Mallorca’s quite expansive three foot gauge system was thus subjected to its own ‘Beeching’ cuts and the lines closed down a massive scale leaving just the somewhat profitable Palma to Inca line. That’s a cut of 229km (142miles) from a network that once stood at 267km (165 miles)! Barely anything was left of the former FCM network.

Hyde Park Now-Ferrocarril de Sóller

The Arenal viaduct. In the early 2000s it was proposed to reuse this for a new metro line. Internet Archive

The first time we visited the island I discovered the remains of the FCM’s Santanyí branch behind our hotel at Arenal. The line had just closed and its route was very quickly turned into a footway. The route included substantial embankments, cuttings and a large viaduct. Here’s a view of part of the viaduct on Google.

The FCM’s one surviving line to Inca line was converted to metre gauge in 1981, initially using the original Palma terminus, but later going underground to start from the Estacio Intermodal. A brand new metro line was also constructed as part of this initiative. Electrification too began at the same time as the Intermodal although it was restricted to the metro line at first. The wires were later extended to Inca and this fortunately helped to prove the popularity of rail travel once again.

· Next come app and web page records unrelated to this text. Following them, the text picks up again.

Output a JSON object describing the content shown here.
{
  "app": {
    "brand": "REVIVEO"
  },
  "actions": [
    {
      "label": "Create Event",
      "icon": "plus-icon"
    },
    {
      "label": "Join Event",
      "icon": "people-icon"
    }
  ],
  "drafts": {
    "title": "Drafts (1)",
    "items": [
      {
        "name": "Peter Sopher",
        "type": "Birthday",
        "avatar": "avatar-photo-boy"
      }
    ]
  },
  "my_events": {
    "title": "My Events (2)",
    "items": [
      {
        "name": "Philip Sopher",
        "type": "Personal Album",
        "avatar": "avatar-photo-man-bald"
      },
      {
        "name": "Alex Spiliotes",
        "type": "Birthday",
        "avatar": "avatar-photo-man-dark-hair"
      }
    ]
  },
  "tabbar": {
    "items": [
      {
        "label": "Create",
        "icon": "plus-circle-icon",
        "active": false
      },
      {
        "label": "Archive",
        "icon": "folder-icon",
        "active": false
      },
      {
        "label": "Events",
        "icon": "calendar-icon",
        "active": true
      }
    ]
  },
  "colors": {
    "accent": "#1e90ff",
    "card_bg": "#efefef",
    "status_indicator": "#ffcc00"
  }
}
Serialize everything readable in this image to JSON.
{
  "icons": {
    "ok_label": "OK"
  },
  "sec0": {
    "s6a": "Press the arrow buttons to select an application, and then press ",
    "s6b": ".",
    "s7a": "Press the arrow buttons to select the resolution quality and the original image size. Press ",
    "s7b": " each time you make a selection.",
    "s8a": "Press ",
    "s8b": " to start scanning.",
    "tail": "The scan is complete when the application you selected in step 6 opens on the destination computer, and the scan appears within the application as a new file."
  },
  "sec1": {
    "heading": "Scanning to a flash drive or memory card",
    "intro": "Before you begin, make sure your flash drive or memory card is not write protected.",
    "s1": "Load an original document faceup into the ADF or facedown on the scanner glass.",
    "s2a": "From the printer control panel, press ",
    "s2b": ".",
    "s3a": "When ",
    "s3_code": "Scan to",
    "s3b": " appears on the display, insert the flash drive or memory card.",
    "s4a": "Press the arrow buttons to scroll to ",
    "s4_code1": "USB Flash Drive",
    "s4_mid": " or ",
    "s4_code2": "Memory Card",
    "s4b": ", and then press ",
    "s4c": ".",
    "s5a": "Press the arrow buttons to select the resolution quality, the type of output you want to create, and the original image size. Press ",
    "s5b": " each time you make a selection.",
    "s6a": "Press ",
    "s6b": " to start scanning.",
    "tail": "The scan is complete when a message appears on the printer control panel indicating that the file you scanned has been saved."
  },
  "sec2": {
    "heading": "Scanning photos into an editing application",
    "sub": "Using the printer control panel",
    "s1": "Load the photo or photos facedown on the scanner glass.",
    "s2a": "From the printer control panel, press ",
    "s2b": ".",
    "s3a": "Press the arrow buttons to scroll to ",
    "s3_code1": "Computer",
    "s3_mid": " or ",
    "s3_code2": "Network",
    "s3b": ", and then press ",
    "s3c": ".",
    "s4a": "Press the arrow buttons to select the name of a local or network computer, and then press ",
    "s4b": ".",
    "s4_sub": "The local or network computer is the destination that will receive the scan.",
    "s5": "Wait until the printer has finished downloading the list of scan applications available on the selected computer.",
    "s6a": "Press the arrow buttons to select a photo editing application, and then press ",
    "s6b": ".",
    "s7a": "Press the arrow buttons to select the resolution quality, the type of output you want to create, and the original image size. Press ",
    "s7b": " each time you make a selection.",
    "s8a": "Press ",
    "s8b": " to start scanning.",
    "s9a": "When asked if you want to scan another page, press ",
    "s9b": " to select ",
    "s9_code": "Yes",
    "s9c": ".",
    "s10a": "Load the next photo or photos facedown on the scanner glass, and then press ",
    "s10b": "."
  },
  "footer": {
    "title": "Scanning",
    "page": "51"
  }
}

Hyde Park Now-Ferrocarril de Sóller

Despite the main Mallorcan railways having an ultra modern terminus, this graphic highlights the enduring appeal of a historic train ride to Sóller! Source: Facebook

There have been many changes since the early days. The trains are purely passenger operated whilst the street running section isn’t how it used to be. That was beautifully kept with a nicely manicured hedge along either side of the tracks as I remember. This photo from Flickr shows how it used to look. Judging from other photographs, it began to look somewhat a rather dejected linear topiary (!) and was uprooted in the mid 1970s or somewhere about that time.

Film from 1912 showing the first train to arrive at Bunyola and Sóller. The tramway is shown too!

Continued in part two.